**Task prompt:** Copy out exactly the lines from the one containing "Output a JSON object describing the content" through the end of the records, and no pictures.
(Materials provided Opens)
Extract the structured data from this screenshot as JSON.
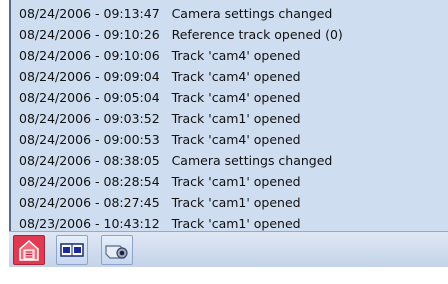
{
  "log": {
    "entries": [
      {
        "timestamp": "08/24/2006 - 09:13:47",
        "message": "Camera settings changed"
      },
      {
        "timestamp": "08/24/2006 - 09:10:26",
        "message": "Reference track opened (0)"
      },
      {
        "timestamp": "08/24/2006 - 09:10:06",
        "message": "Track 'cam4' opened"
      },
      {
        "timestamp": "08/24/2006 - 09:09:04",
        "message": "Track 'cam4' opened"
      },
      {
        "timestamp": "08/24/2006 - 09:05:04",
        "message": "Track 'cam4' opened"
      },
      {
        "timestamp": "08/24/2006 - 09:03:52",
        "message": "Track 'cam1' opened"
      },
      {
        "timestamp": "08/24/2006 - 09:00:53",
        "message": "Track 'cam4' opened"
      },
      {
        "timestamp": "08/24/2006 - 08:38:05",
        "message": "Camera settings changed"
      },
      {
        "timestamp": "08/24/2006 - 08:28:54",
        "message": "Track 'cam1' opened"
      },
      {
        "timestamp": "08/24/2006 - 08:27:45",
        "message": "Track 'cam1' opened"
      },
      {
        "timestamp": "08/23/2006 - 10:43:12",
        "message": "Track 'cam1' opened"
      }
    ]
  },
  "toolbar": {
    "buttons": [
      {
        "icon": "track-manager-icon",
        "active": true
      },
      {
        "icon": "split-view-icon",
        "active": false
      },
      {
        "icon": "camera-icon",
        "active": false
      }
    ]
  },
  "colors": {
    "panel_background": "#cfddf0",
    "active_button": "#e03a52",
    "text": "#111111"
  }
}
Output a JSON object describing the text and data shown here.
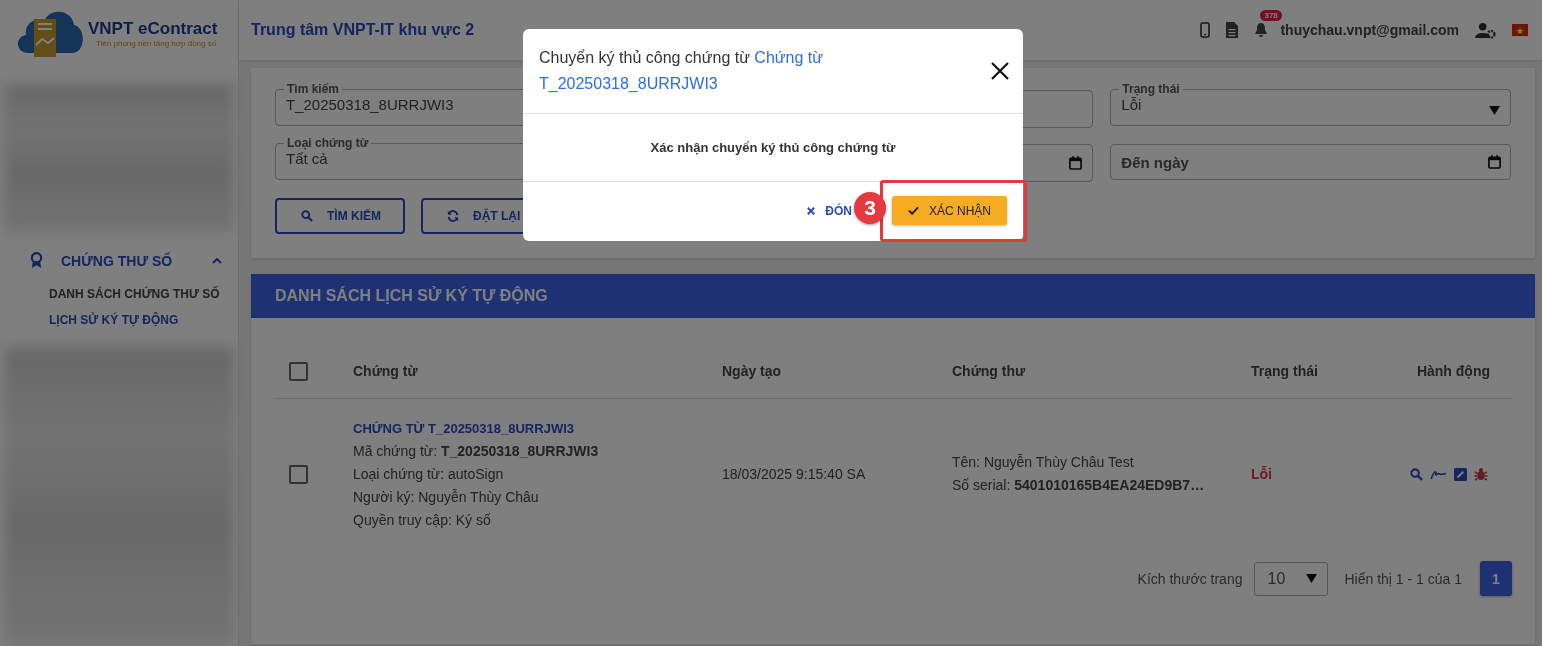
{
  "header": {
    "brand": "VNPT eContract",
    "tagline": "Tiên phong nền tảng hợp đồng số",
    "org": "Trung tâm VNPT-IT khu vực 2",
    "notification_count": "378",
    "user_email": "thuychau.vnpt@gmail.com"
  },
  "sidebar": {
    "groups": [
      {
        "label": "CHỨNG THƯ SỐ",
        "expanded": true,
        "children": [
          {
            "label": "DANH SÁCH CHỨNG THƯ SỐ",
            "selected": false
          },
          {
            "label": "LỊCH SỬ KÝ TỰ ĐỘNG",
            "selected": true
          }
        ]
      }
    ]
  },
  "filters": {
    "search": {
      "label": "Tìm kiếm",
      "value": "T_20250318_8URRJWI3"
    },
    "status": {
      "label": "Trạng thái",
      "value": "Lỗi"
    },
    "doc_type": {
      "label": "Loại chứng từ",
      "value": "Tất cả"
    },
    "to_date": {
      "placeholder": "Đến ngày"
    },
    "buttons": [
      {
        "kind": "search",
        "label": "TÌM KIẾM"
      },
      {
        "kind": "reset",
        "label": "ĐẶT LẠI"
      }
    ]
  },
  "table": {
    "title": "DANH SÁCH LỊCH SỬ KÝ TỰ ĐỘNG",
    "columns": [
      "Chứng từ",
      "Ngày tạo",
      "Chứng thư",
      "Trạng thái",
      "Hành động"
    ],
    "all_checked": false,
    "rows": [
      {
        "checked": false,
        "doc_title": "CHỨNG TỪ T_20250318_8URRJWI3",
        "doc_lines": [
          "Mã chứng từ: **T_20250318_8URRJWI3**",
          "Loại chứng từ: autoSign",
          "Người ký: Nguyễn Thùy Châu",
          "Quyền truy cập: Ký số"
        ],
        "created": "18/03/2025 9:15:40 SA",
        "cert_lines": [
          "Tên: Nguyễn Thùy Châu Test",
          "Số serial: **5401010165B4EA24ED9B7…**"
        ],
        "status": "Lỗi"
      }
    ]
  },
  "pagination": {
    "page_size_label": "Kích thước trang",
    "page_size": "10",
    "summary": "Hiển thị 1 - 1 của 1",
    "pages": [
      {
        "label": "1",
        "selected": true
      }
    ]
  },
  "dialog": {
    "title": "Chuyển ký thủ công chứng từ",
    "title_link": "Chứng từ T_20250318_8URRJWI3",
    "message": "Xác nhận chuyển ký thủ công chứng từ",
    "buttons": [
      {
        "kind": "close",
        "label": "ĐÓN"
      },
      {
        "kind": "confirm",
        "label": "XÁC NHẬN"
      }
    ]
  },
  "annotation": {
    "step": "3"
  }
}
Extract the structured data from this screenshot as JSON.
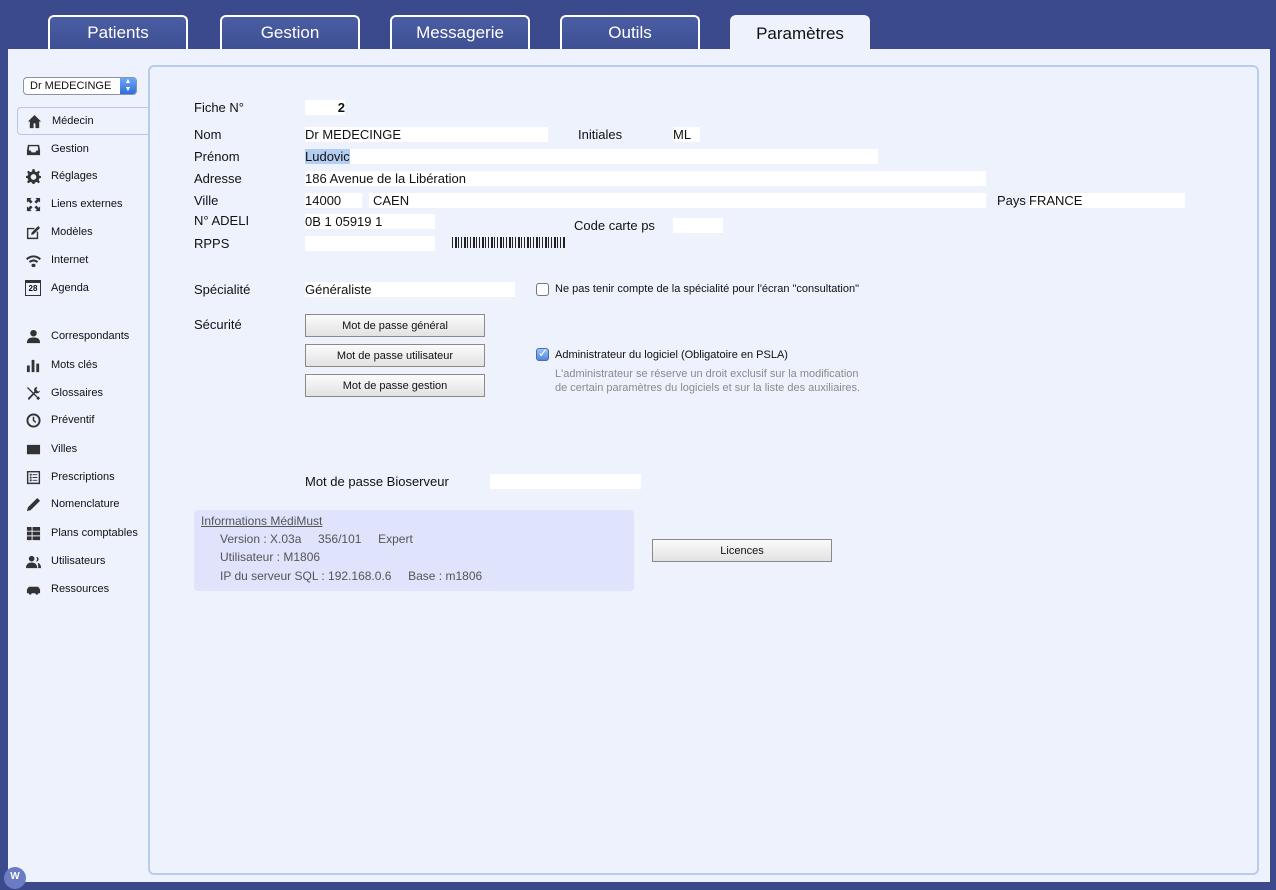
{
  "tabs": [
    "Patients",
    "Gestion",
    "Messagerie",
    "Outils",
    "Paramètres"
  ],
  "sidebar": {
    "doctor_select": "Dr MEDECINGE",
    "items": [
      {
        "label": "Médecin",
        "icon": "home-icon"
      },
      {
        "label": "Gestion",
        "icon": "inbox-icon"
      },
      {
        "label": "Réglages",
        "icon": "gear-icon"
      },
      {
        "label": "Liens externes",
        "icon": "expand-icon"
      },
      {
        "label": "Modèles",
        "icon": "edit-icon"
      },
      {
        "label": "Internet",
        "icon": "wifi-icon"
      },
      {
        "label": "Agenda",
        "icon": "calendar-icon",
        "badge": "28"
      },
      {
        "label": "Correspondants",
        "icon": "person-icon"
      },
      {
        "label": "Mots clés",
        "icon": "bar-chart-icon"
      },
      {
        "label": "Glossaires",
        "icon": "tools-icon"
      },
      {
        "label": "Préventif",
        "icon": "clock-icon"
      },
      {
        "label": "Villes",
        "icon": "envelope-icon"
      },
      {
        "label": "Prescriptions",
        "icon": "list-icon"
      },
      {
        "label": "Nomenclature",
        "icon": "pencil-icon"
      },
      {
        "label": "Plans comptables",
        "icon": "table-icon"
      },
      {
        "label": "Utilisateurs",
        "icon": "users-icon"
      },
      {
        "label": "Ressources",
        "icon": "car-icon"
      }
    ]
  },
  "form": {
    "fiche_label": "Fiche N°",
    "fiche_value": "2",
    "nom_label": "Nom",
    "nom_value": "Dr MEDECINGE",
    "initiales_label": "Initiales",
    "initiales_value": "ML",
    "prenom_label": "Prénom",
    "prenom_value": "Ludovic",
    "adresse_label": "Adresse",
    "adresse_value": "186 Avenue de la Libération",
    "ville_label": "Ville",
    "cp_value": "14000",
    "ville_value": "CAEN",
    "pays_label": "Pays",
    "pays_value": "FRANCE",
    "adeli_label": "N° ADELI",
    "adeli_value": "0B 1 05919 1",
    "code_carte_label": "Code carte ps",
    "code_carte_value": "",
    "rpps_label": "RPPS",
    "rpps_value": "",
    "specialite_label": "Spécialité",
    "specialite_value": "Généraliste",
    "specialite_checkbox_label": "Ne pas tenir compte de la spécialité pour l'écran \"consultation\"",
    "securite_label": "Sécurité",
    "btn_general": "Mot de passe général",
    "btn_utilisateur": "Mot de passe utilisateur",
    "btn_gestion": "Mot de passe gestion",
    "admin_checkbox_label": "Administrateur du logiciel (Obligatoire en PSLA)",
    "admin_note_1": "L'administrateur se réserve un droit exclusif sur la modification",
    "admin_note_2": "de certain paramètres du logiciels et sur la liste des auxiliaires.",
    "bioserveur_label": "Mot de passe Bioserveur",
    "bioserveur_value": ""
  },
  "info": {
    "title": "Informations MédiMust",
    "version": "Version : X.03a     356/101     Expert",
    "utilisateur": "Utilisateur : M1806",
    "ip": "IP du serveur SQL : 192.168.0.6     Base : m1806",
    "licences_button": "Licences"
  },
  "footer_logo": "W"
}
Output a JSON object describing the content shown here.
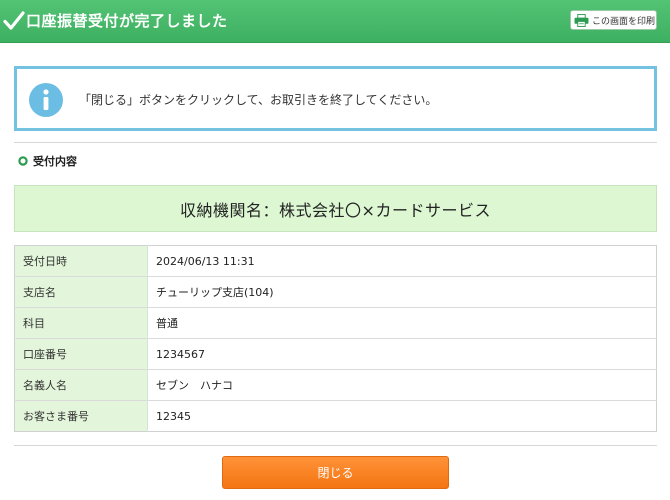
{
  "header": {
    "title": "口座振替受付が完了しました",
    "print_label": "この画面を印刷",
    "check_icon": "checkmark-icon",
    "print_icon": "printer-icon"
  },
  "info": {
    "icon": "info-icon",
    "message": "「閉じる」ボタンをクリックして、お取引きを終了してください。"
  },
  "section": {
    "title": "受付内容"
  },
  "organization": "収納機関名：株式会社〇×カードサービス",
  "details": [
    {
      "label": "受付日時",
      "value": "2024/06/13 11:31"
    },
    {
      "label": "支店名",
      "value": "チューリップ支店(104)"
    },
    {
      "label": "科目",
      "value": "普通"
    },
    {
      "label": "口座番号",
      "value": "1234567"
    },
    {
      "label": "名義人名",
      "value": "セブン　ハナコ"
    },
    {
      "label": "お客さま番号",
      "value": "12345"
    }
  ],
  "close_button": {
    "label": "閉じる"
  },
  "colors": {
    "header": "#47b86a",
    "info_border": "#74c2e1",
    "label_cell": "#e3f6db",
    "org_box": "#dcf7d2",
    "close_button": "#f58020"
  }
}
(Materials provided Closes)
**Result of this task:**
Output a JSON object describing the content shown here.
{
  "header": {
    "title": "口座振替受付が完了しました",
    "print_label": "この画面を印刷",
    "check_icon": "checkmark-icon",
    "print_icon": "printer-icon"
  },
  "info": {
    "icon": "info-icon",
    "message": "「閉じる」ボタンをクリックして、お取引きを終了してください。"
  },
  "section": {
    "title": "受付内容"
  },
  "organization": "収納機関名：株式会社〇×カードサービス",
  "details": [
    {
      "label": "受付日時",
      "value": "2024/06/13 11:31"
    },
    {
      "label": "支店名",
      "value": "チューリップ支店(104)"
    },
    {
      "label": "科目",
      "value": "普通"
    },
    {
      "label": "口座番号",
      "value": "1234567"
    },
    {
      "label": "名義人名",
      "value": "セブン　ハナコ"
    },
    {
      "label": "お客さま番号",
      "value": "12345"
    }
  ],
  "close_button": {
    "label": "閉じる"
  },
  "colors": {
    "header": "#47b86a",
    "info_border": "#74c2e1",
    "label_cell": "#e3f6db",
    "org_box": "#dcf7d2",
    "close_button": "#f58020"
  }
}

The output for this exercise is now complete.